Dubai reached another slowdown

Ramadan 2021 in Dubai, Abu Dhabi and the UAE

In Dubai, Abu Dhabi and all over the Arabian Peninsula, the holy month of Ramadan is just around the corner. What does this month of fasting mean for tourists? Are there any restrictions in the hotels? What rules should travelers follow? And how is the holy month going in times of the coronavirus pandemic? In this blog article we answer the most important questions about Ramadan in Dubai, Abu Dhabi and the United Arab Emirates (UAE).

When is Ramadan 2021?

In 2021, Ramadan in the UAE starts on April 12th and ends on May 11th. This is followed by “Eid al-Fitr” - the three-day festival of breaking the fast.

How does Ramadan work in times of the coronavirus pandemic?

Although the UAE has already provided a large part of the population with vaccinations against the coronavirus, the fasting month of Ramadan in 2021 will not proceed as usual. In order to minimize the risk of infection from the Covid-19 disease, special rules apply in all the Emirates of the UAE, which are accompanied by restrictions on the celebrations, especially in the public area.

Mosques are open, but only for the Taraweeh prayers, only for men and for a maximum of 30 minutes. In the places of worship (like everywhere else in the UAE) there is a strict mask requirement plus compliance with hygiene and distance regulations. All mosques must close immediately after the prayers. Gatherings and serving of food inside and in front of the religious institutions are strictly prohibited. In the private sector, Iftar meals may only be served for members of the own household. Home visits and the setting up of private or public Ramadan tents to break the fast in the evening are prohibited. Believers should make their donations online and send Ramadan greetings via social networks and messengers. Visiting shopping centers and markets at peak times should also be avoided. Restaurants usually only accept online registrations for the Iftar menus or deliver menus to the room or home.

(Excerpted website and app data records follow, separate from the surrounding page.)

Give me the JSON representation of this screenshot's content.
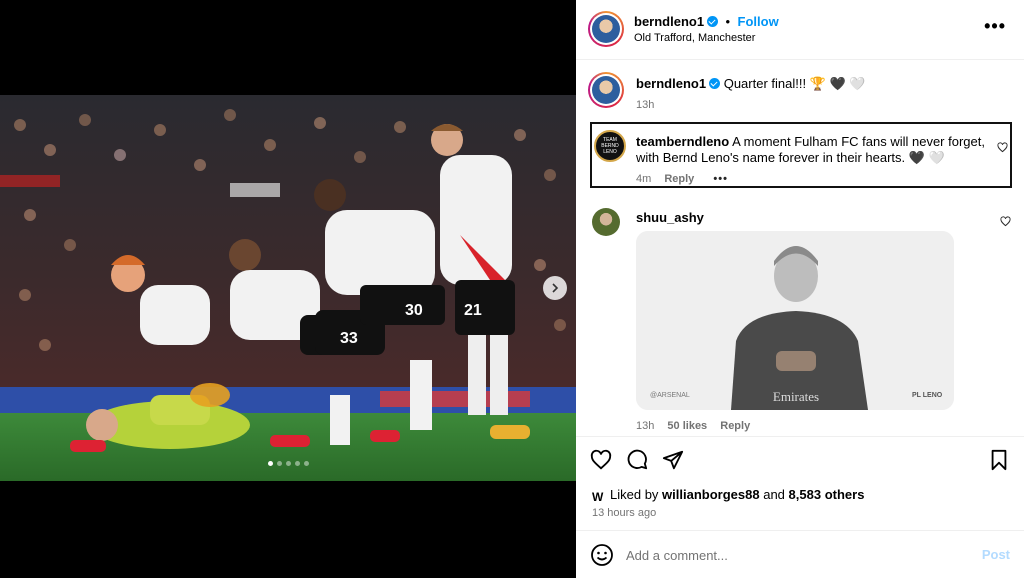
{
  "post": {
    "username": "berndleno1",
    "follow_label": "Follow",
    "separator": "•",
    "location": "Old Trafford, Manchester",
    "more_label": "•••"
  },
  "caption": {
    "username": "berndleno1",
    "text": "Quarter final!!! 🏆 🖤 🤍",
    "time": "13h"
  },
  "comments": [
    {
      "username": "teamberndleno",
      "avatar_text": "TEAM BERND LENO",
      "text": "A moment Fulham FC fans will never forget, with Bernd Leno's name forever in their hearts. 🖤 🤍",
      "time": "4m",
      "reply_label": "Reply",
      "more_label": "•••"
    },
    {
      "username": "shuu_ashy",
      "gif_watermark_left": "@ARSENAL",
      "gif_watermark_right": "PL LENO",
      "shirt_text": "Emirates",
      "time": "13h",
      "likes": "50 likes",
      "reply_label": "Reply"
    }
  ],
  "likes": {
    "prefix": "Liked by",
    "user": "willianborges88",
    "middle": "and",
    "others": "8,583 others"
  },
  "timestamp": "13 hours ago",
  "add_comment": {
    "placeholder": "Add a comment...",
    "post_label": "Post"
  },
  "carousel": {
    "total_slides": 5,
    "active_slide": 1
  },
  "photo": {
    "jersey_numbers": [
      "30",
      "21",
      "33"
    ]
  },
  "colors": {
    "accent": "#0095f6",
    "secondary_text": "#737373",
    "post_disabled": "#b3dbff"
  },
  "icons": {
    "like": "heart-outline-icon",
    "comment": "comment-bubble-icon",
    "share": "paper-plane-icon",
    "save": "bookmark-icon",
    "emoji": "smiley-icon",
    "next": "chevron-right-icon",
    "verified": "verified-badge-icon"
  }
}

What rules should tourists observe?

From dawn to sunset, devout Muslims abstain from eating and drinking. Fasting is only allowed in the evening after sunset - the so-called Iftar - to get broken. In the last third of the night, i.e. before sunrise and the beginning of fasting of the day, the believers take the last meal - that Suhoor - a. Tourists should also refrain from eating, drinking and smoking in public out of respect for those who are fasting. Even chewing gum is considered impolite.

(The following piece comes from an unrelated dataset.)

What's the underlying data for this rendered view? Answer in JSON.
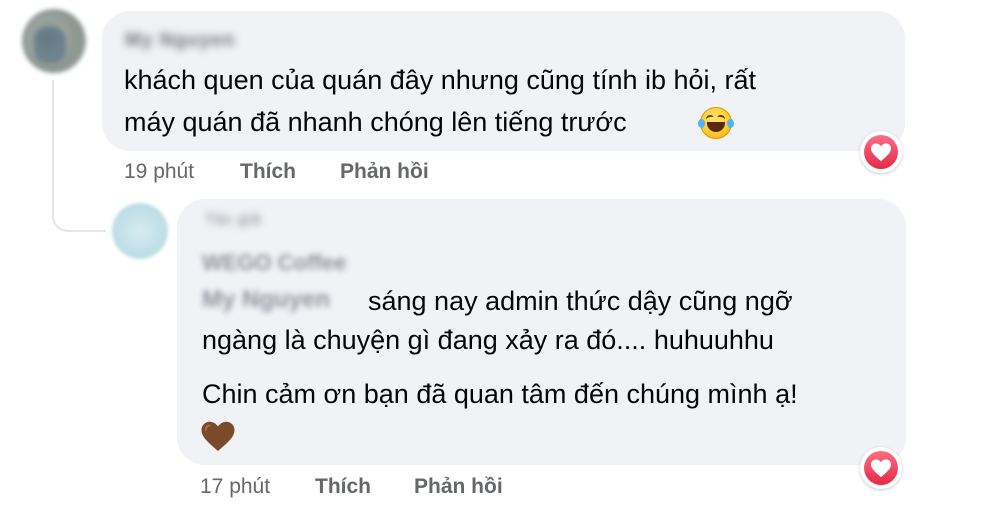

Are there any restrictions in the hotels?

For example, while in the Oman or the other emirates, the rules for tourists are more restrictive, in almost all international hotels in Dubai and Abu Dhabi food and drinks are served in the restaurants during the day. From 12 noon, alcoholic beverages are usually served in all EWTC partner hotels, and smoking is permitted in the outdoor areas and in the hotel's restaurants. The service at the pool also takes place as usual. Meanwhile, numerous restaurants and cafes across the city are open to international visitors during the day. Only music and live entertainment are prohibited. Some hotel restaurants are not open at this time due to the lower occupancy.

Do you recommend a holiday in Dubai during Ramadan?

We think so! But every traveler has to decide for himself whether he sees a holiday during Ramadan as an interesting enrichment and experience or whether he finds it disturbing in public Eating, drinking and smoking to renounce. This holy month is a time when the city's otherwise fast-paced and irrepressible rhythm slows down and takes a deep breath. Visitors to Ramadan experience a whole new side of this emirate. In general, there is a very nice, festive atmosphere in Dubai and the region. Tourists and non-Muslims are cordially invited to the evening iftar buffets in restaurants and hotels. A visit to one of the festively decorated Ramadan tents or the mosque is also worthwhile. Many shopping malls and souks are open until well after midnight. In the large shopping malls, too, eating and drinking is permitted in shielded restaurant areas during the day, before the food courts are again accessible to everyone in the evening.

What is Eid al Fitr?

At the end of Ramadan it is traditional Eid al Fitr celebrated. The celebration of breaking the fast usually begins after the morning prayer with family and friends. Then it is time to celebrate, eat, give presents (especially to the children) and many people donate money and meals to the poor. The festival lasts two to three days and everyone celebrates the end of Lent: with extensive shopping in Dubai's shopping malls, going out in the evening to eat, to the cinema or to dance or to attend fireworks, parades and events that take place all over Dubai.

You can find more information about Ramadan in Dubai and everything you need to know from entry formalities to the best travel time at https://www.ewtc.de/Arabische-Halbinsel/Dubai/Information.html

Photos: DTCM, Harald Wickel